Today, when a participant contacts their prior employer’s recordkeeper looking for information and assistance, bias and conflict can arise when:
If the service center representative has a bias towards a rollover to their retail IRA, towards having the participant leave the balance behind, can’t process a plan-to-plan transfer, or won’t adequately discourage cashouts, then what kind of objective counsel will that participant receive?
Impact Changes May Have on the 401(k) Industry: Participant Transition Management
If the interaction described above is deemed fiduciary investment advice under the new rule, plan sponsors will need to carefully evaluate & monitor the distribution decision information and guidance that’s delivered to participants, at transition. Recordkeepers will be required to effectively support a distribution process (including call center scripts) that accommodates the new reality.
Alternatively, sponsors may want more assurance that their participants are receiving objective, non-biased, non-conflicted guidance on distributions. This need will give rise to a new, specialized “participant transition management” service provider that is bias- and conflict-free -- with the experience, systems and scale to provide effective guidance assistance for all four distribution options that a participant must consider.

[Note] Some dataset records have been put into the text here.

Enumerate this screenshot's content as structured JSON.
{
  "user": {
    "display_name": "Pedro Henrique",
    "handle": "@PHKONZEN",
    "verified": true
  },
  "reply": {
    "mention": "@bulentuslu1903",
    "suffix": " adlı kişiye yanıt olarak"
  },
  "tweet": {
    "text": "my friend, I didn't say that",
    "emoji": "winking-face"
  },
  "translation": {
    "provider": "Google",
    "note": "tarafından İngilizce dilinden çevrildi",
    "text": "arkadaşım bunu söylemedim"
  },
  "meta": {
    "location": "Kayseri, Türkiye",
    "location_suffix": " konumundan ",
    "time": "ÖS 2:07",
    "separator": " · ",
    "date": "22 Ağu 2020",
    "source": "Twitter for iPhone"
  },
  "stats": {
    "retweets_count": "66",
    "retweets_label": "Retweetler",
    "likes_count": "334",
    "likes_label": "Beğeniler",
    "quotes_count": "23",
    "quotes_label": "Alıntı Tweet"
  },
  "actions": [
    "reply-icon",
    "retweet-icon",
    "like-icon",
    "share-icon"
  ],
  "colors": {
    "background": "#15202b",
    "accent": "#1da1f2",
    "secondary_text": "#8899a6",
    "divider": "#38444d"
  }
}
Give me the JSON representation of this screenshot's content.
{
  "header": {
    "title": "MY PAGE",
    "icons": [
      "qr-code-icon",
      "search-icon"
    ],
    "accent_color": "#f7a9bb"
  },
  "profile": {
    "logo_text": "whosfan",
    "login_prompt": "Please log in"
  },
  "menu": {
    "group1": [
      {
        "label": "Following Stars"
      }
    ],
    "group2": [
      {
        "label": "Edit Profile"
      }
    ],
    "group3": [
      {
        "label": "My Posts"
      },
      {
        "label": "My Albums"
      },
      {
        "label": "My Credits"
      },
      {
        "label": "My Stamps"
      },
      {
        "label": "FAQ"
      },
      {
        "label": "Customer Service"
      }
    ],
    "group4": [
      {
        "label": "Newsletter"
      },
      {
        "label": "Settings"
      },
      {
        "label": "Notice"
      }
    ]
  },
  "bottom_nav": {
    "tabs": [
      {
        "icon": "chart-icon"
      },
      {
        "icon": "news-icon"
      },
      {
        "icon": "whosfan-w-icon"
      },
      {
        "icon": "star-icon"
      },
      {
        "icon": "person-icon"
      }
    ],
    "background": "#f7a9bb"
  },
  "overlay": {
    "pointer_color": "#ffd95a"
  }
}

Rather than invest in developing their own capabilities, many recordkeepers may choose to outsource this function, just as they do today with automatic rollovers/mandatory distributions. As the Economic Growth and Tax Relief Reconciliation Act of 2001 (EGTRRA) gave birth to a new safe harbor IRA industry, Labor’s Fiduciary Rule may also give rise to a highly specialized participant transition management industry. Ironically, the safe harbor IRA may be the vehicle providing small balance portability (Auto Portability) as part of outsourced participant transition management.